:: REQUIRED WORK ::
Quote the records that follow in full and exactly; leave out the pictures.

⟨

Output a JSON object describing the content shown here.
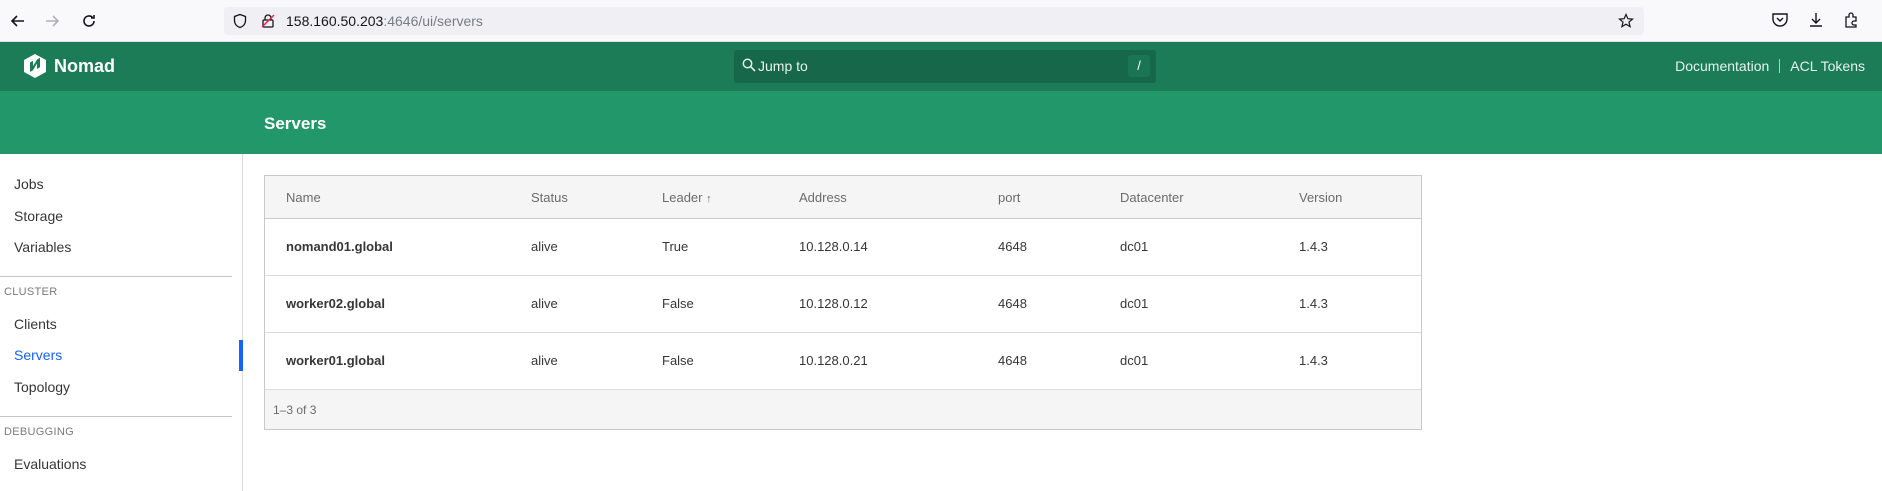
{
  "browser": {
    "url_host": "158.160.50.203",
    "url_rest": ":4646/ui/servers"
  },
  "header": {
    "app_name": "Nomad",
    "search_placeholder": "Jump to",
    "search_shortcut": "/",
    "links": [
      "Documentation",
      "ACL Tokens"
    ]
  },
  "page": {
    "title": "Servers"
  },
  "sidebar": {
    "top_items": [
      "Jobs",
      "Storage",
      "Variables"
    ],
    "cluster_label": "CLUSTER",
    "cluster_items": [
      "Clients",
      "Servers",
      "Topology"
    ],
    "active_item": "Servers",
    "debugging_label": "DEBUGGING",
    "debugging_items": [
      "Evaluations"
    ]
  },
  "table": {
    "columns": [
      "Name",
      "Status",
      "Leader",
      "Address",
      "port",
      "Datacenter",
      "Version"
    ],
    "sort_indicator": "↑",
    "rows": [
      {
        "name": "nomand01.global",
        "status": "alive",
        "leader": "True",
        "address": "10.128.0.14",
        "port": "4648",
        "datacenter": "dc01",
        "version": "1.4.3"
      },
      {
        "name": "worker02.global",
        "status": "alive",
        "leader": "False",
        "address": "10.128.0.12",
        "port": "4648",
        "datacenter": "dc01",
        "version": "1.4.3"
      },
      {
        "name": "worker01.global",
        "status": "alive",
        "leader": "False",
        "address": "10.128.0.21",
        "port": "4648",
        "datacenter": "dc01",
        "version": "1.4.3"
      }
    ],
    "pagination": "1–3 of 3"
  },
  "colors": {
    "nav_dark": "#1b7c57",
    "nav_light": "#21976a",
    "active_link": "#1563ff"
  }
}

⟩

:: TASK OUTPUT ::
Output a JSON object describing the content shown here.
{
  "browser": {
    "url_host": "158.160.50.203",
    "url_rest": ":4646/ui/servers"
  },
  "header": {
    "app_name": "Nomad",
    "search_placeholder": "Jump to",
    "search_shortcut": "/",
    "links": [
      "Documentation",
      "ACL Tokens"
    ]
  },
  "page": {
    "title": "Servers"
  },
  "sidebar": {
    "top_items": [
      "Jobs",
      "Storage",
      "Variables"
    ],
    "cluster_label": "CLUSTER",
    "cluster_items": [
      "Clients",
      "Servers",
      "Topology"
    ],
    "active_item": "Servers",
    "debugging_label": "DEBUGGING",
    "debugging_items": [
      "Evaluations"
    ]
  },
  "table": {
    "columns": [
      "Name",
      "Status",
      "Leader",
      "Address",
      "port",
      "Datacenter",
      "Version"
    ],
    "sort_indicator": "↑",
    "rows": [
      {
        "name": "nomand01.global",
        "status": "alive",
        "leader": "True",
        "address": "10.128.0.14",
        "port": "4648",
        "datacenter": "dc01",
        "version": "1.4.3"
      },
      {
        "name": "worker02.global",
        "status": "alive",
        "leader": "False",
        "address": "10.128.0.12",
        "port": "4648",
        "datacenter": "dc01",
        "version": "1.4.3"
      },
      {
        "name": "worker01.global",
        "status": "alive",
        "leader": "False",
        "address": "10.128.0.21",
        "port": "4648",
        "datacenter": "dc01",
        "version": "1.4.3"
      }
    ],
    "pagination": "1–3 of 3"
  },
  "colors": {
    "nav_dark": "#1b7c57",
    "nav_light": "#21976a",
    "active_link": "#1563ff"
  }
}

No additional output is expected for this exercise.